Methods to Success
- Promote Asking Questions: Okay this one is pretty self-explanatory, but a hiring manager should try to get questions out of their new hire. If you don’t allow them to ask questions they may isolate themselves in a corner and not know what to do. You will realize it after a week of lost production! They may be more likely to ask questions from their peers, but the answers are more than likely better answered from the head honcho.
- Make Bonds Outside of the Office: The new hire is likely to eat lunch at their desk and by themselves. Either take them to lunch early on or assign them a partner to work with and go to lunch. Talking to somebody outside of a work environment creates trust. Creating trust will equal a much smoother working environment.
- Give Incentives For Volunteering: You want workers to be a self-starter and not everyone is right away. Let the new person know they are a valued member of the team and explain performance incentives in detail. They might feel overwhelmed, but a solid goal keeps them from being beaten down before you even begin!

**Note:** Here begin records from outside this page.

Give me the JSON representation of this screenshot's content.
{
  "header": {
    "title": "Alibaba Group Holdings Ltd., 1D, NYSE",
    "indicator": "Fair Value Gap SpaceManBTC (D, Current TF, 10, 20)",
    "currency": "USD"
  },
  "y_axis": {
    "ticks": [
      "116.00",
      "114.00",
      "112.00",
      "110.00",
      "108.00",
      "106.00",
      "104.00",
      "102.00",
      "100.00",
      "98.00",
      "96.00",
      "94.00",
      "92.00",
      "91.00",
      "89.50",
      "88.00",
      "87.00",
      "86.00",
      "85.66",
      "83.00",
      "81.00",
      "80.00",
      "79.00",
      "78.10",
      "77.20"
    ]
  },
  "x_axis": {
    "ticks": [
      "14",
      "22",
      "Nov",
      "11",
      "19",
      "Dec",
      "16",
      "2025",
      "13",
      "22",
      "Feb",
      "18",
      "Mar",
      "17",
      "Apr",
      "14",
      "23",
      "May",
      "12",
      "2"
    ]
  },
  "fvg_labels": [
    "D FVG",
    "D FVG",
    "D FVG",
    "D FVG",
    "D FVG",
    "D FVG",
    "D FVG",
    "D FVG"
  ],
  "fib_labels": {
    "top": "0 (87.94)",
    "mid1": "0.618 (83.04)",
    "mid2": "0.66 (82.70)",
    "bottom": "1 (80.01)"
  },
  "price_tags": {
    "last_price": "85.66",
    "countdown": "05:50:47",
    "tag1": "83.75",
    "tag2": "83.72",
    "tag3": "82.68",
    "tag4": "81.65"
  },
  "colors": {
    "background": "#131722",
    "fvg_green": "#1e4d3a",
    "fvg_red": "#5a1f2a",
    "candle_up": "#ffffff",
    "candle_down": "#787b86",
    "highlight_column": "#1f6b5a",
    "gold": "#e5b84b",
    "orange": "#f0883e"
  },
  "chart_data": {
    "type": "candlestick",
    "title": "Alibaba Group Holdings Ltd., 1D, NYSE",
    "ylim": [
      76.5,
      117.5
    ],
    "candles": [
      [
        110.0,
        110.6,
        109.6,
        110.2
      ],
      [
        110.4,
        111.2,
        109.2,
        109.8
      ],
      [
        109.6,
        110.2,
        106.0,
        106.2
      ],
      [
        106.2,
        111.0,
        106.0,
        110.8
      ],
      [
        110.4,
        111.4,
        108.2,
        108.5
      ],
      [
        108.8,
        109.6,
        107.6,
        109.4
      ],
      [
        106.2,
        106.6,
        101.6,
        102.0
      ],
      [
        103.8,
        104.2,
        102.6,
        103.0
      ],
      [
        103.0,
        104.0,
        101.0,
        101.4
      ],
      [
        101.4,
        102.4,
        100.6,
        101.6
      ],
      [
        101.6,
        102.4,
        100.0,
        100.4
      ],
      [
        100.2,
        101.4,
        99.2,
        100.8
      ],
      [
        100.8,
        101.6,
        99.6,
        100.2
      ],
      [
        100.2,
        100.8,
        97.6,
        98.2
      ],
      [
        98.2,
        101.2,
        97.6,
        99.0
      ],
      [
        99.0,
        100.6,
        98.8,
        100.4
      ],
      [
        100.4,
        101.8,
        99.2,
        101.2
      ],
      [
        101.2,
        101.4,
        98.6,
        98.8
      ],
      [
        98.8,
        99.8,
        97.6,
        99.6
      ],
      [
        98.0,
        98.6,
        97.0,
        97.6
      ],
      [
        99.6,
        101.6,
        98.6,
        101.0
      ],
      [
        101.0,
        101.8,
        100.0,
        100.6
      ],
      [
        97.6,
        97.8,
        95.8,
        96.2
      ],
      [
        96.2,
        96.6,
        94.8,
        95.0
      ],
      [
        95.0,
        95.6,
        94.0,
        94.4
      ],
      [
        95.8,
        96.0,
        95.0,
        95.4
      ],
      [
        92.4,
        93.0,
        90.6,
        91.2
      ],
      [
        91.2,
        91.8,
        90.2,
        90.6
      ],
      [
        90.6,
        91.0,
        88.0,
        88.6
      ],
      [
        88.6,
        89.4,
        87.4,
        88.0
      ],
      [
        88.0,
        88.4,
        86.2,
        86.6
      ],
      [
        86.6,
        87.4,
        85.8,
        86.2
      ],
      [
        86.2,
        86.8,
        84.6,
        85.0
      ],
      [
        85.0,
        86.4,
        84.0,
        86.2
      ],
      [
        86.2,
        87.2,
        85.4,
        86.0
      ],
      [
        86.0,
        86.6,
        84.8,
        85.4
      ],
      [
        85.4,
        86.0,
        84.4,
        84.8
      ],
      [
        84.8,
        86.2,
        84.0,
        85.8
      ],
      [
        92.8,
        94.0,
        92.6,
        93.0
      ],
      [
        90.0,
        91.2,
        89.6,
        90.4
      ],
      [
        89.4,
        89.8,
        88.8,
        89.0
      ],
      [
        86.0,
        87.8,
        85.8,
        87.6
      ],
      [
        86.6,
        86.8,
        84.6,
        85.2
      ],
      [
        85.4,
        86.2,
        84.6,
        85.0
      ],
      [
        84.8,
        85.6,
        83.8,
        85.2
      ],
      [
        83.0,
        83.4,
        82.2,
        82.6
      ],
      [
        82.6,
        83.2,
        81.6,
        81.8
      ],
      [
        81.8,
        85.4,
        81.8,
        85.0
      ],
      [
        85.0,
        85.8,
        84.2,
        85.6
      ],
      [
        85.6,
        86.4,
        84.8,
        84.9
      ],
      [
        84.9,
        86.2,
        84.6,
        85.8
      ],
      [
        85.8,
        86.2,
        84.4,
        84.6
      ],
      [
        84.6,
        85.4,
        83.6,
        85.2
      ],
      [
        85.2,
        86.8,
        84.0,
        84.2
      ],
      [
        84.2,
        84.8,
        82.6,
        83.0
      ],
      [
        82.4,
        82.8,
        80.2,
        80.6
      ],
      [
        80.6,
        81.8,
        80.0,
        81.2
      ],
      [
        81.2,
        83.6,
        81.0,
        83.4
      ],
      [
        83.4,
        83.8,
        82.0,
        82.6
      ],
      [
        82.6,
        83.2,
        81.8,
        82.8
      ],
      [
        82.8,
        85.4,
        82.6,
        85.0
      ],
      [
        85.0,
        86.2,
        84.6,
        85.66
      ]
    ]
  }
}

- Check In: Some managers make a hire and then hardly talk to their recent hire again. You may be busy, but just checking in once or twice a week can go a long way. Make this a habit not only in the beginning but regularly through the year. Your employees need to know your concerns and you need to know theirs. This will save future drama, trust us!
- Make Things Fun-Ish: Employees need to know they aren’t joining some sort of prison camp. Let them have fun and be themselves, while having strict expectations! It is important for your new hire to have a solid first impression of the establishment. Bad first impressions can linger on for a month at the very least, and often take an excess amount of work to change. Workplace morale can be the single most important to keeping your job easier.
Here are some great outside links that will be sure to help as well!
10 Tips for Being a New Employee: Inc.com
Management Tips for a New Employee’s First Day: Insperity.com